 'Report: 'Don't Ask, Don't Tell' costs $363M,' USA Today, February 14, 2006, http://www.usatoday.com/news/washington/2006-02-14-dont-ask-report_x.htm.
 Elana Schor, 'US army increases use of moral waivers to meet demand for troops,' The Guardian, April 21, 2008, http://www.guardian.co.uk/world/2008/apr/21/usa1
Michael Winerip, 'The R.O.T.C. Dilemma,' New York Times, November 1, 2009, ED16, http://www.nytimes.com/2009/11/01/education/edlife/01rotc-t.html and also Tracy Jan, 'Harvard links ROTC return to end of 'don't ask',' September 23, 2010, http://www.boston.com/news/local/massachusetts/articles/2010/09/23/harvard_links_rotc_return_to_end_of_dont_ask/
Lydia Saad, 'Congress Ranks Last in Confidence in Institutions,' Gallup.com, July 22, 2010, http://www.gallup.com/poll/141512/Congress-Ranks-Last-Confidence-Institutions.aspx.
Gary Gates, 'Gay Men and Lesbians in the U.S. Military: Estimates from Census 2000,' The Urban Institute, September 28, 2004, iii,http://www.urban.org/UploadedPDF/411069_GayLesbianMilitary.pdf,
Morris J. MacGregor, Jr., 'Integration of the Armed Forces: 1940-1965,' (Washington, DC: Center of Military History, United States Army, 1985), Chapter 2, http://www.history.army.mil/books/integration/IAF-02.htm
Rick Atkinson, The Day of Battle: The War in Sicily and Italy, 1943-1944, (New York: Holt, 2007), p. 382
Nathaniel Frank, 'What Does the Empirical Research Say about the Impact of Openly Gay Service on the Military?' The Palm Center, March 3, 2010, http://www.palmcenter.org/publications/dadt/what_does_empirical_research_say_about_impact_openly_gay_service_military.
 Bonnie Moradi and Laura Miller, 'Attitudes of Iraq and Afghanistan War Veterans Toward Gay and Lesbian Service Members,' Armed Forces & Society, April 2010, 6,http://www.palmcenter.org/files/active/0/randstudy%283%29.pdf
 Moradi and Miller, op. cit., p. 14.
 Ibid., p. 16.
 Frank, op. cit.,
 Aaron Belkin, 'Don't Ask, Don't Tell:Is the Gay Ban Based on Military Necessity?' Parameters¸ 110, available at http://www.carlisle.army.mil/usawc/parameters/Articles/03summer/belkin.pdf
 'Gays in the military: The UK and US compared,' BBC News, February 2, 2010, http://news.bbc.co.uk/2/hi/8493888.stm.
 Lyman Morales, 'In U.S., Broad, Steady Support for Openly Gay Service Members,' Gallup, May 10, 2010, available at http://www.gallup.com/poll/127904/broad-steady-support-openly-gay-service-members.aspx#1.

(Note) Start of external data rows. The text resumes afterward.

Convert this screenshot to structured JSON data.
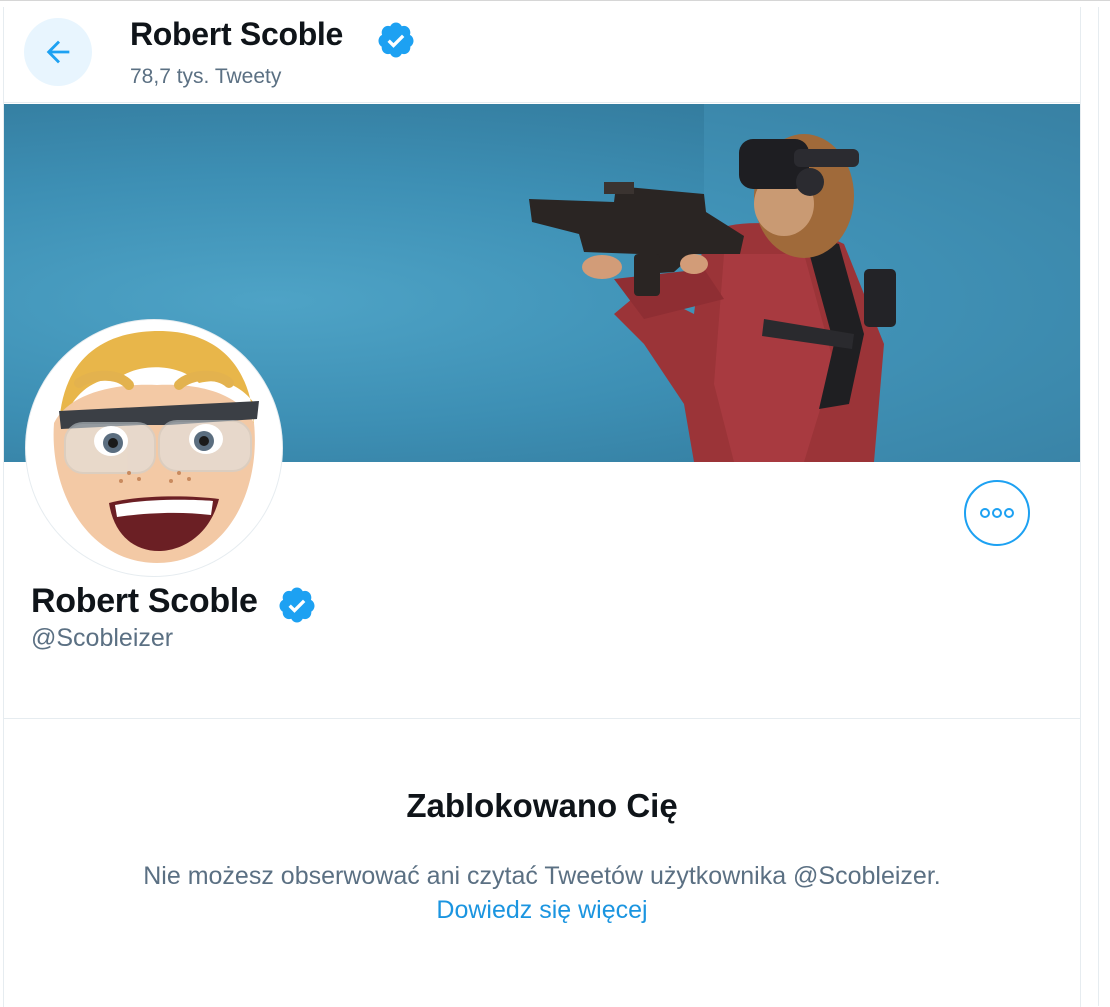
{
  "header": {
    "name": "Robert Scoble",
    "tweet_count": "78,7 tys. Tweety",
    "back_icon": "arrow-left-icon",
    "verified_icon": "verified-badge-icon"
  },
  "profile": {
    "name": "Robert Scoble",
    "handle": "@Scobleizer",
    "more_icon": "more-dots-icon"
  },
  "blocked": {
    "title": "Zablokowano Cię",
    "message": "Nie możesz obserwować ani czytać Tweetów użytkownika @Scobleizer.",
    "link": "Dowiedz się więcej"
  },
  "colors": {
    "accent": "#1da1f2",
    "link": "#1b95e0",
    "secondary_text": "#5b7083",
    "back_button_bg": "#e8f5fe"
  }
}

 Moradi and Miller, op. cit., p. 11.
 Michael Winter, 'Military poll shows less opposition to gays serving openly,' USA Today, February 5, 2010, http://content.usatoday.com/communities/ondeadline/post/2010/02/military-poll-shows-less-opposition-to-gays-serving-openly/1
 Log Cabin Republicans v US (United States District Court, Central District of California, Virginia A. Phillips, September 9, 2010), 82, http://graphics8.nytimes.com/packages/pdf/PhillipsDecision.pdf
 Bumiller, op. cit.
 Palm Center, op.cit., in note 3: 'Nations Allowing Gays to Serve Openly in the Military'.